So the leader of the free world is to be a man without much enthusiasm for free trade.
Much of Donald Trump’s electoral success relied on the seductive – but thoroughly misguided – message that protectionism was the way to achieve more jobs and greater prosperity. Yet more tariffs would make Americans – and the rest of the world – poorer.
British PM Theresa May phoned congrats to Pres-elect Trump. The leaders
discussed building on the "very special " US-UK relationship.
— Mark Knoller (@markknoller) November 10, 2016
The simple truth about trade is that it is a mutual benefit – to think of it favouring one country or another is to miss the basic concept.
Of course trade deals do not always amount to free trade – there can be any number of fiddly distortions. By all means renegotiate if it means smoothing those out. Let us seek to ensure the deals are simple, fair and transparent.
But obstacles to trade would help nobody. I would hope that despite some of his campaign rhetoric that as an international businessman Trump would understand that.
Trump has familial and ideological links to the UK. One thing I really wouldn't worry about is the special relationship.
— Tim Stanley (@timothy_stanley) November 10, 2016
The good news is that from a British perspective there is every prospect that a free trade deal between the UK and the USA will be boosted by the Trump administration.
Trump is an unabashed Brexit backer and will be keen to see us make a success of it.
During the EU referendum campaign, Barack Obama told us that in seeking a trade deal the British would have to get to the “back of the queue”. Trump retorted in a British TV interview: “You would certainly not be at the back of the queue, that I can tell you.”
The dark warning from George Osborne that Brexit would leave the UK “friendless” in the world looks more ridiculous than ever.
Already the USA is Britain’s biggest trading partner. While our trade with the EU has long been declining, our trade with the USA has been flourishing. 17% of our exports (worth £88 billion) go to there while 9% of our imports (£52 billion) come from there.
Boosting both figures would be good for both countries. Average tariffs are only about 3% – but that is still a nuisance. It still serves to gums up the works. Let’s have complete free trade.
Economic reality would give impetus for a deal regardless of the Presidential elections – that is why Obama’s comment was so absurd. But it naturally helps to have goodwill.
Rather than having a political motive to act as a drag on progress Trump will be keen to push it along. Pleas from Eurocrats to go slow to help save the EU would not be well-received. Trump rather feels that if the EU did break up that would a welcome development.
Of course it’s not all about The Donald. The British Conservatives and American Republicans are sister parties – both are members of the International Democrat Union.

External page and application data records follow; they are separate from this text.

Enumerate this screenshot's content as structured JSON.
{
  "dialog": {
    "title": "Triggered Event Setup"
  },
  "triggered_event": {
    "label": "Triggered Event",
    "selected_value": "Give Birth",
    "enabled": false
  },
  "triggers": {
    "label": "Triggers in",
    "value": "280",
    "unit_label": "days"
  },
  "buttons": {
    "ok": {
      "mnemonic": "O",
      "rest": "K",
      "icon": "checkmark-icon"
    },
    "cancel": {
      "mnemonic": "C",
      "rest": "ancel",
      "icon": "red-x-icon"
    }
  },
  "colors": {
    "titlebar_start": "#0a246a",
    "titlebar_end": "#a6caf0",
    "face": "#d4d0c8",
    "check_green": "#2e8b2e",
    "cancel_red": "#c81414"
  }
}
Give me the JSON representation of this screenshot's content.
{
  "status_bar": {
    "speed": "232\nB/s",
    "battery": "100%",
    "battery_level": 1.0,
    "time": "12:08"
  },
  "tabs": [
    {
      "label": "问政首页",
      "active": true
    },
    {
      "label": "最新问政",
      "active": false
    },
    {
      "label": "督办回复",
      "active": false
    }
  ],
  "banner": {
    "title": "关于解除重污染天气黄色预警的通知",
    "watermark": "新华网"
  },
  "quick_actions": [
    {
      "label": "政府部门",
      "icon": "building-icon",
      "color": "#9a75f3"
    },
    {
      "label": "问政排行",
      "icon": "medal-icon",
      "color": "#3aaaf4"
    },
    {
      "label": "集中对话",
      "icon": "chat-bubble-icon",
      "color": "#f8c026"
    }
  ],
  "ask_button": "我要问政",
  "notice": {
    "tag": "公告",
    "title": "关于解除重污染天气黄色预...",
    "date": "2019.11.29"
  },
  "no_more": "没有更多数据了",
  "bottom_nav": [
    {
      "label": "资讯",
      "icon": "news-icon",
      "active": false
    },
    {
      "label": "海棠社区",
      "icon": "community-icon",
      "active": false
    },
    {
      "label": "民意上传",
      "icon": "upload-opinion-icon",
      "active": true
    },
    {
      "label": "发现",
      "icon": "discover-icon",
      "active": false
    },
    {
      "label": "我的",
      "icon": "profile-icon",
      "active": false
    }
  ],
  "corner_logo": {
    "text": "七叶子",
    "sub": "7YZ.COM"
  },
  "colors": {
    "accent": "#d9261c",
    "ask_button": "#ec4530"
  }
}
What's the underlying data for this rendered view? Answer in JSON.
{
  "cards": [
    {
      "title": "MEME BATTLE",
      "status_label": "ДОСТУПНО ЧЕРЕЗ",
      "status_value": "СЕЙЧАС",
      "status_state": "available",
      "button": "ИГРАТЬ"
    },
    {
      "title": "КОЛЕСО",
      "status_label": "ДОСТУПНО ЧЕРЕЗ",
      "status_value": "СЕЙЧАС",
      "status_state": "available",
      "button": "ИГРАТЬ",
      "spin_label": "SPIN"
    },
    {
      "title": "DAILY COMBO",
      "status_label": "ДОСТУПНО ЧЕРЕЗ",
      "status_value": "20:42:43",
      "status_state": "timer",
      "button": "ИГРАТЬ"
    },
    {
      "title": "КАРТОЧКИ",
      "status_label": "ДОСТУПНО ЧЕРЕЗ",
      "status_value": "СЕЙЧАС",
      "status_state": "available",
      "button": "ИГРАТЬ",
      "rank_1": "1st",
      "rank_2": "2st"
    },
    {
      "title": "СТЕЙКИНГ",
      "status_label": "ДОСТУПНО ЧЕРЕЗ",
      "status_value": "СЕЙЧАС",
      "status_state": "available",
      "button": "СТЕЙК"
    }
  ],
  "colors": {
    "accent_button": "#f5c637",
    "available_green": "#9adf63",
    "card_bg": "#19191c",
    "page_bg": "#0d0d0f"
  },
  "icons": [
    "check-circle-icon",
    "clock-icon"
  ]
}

Liam Fox, the International Trade Secretary, has long standing friendships with Rudy Giuliani and John Bolton, who may well have a role to play in the Trump administration.
There are plenty of other long standing personal relationships that bridge the Atlantic. I hope that as well as trade that could also help curb some of Trump’s isolationist instincts on foreign policy.
The Special Relationship will be needed more than at any time since the end of the Cold War.
As the UK becomes an outward-looking, independent nation we must encourage the USA not to turn inward.
A positive approach to Brexit from the USA will help show that great nation wishes to engage in a world of opportunity.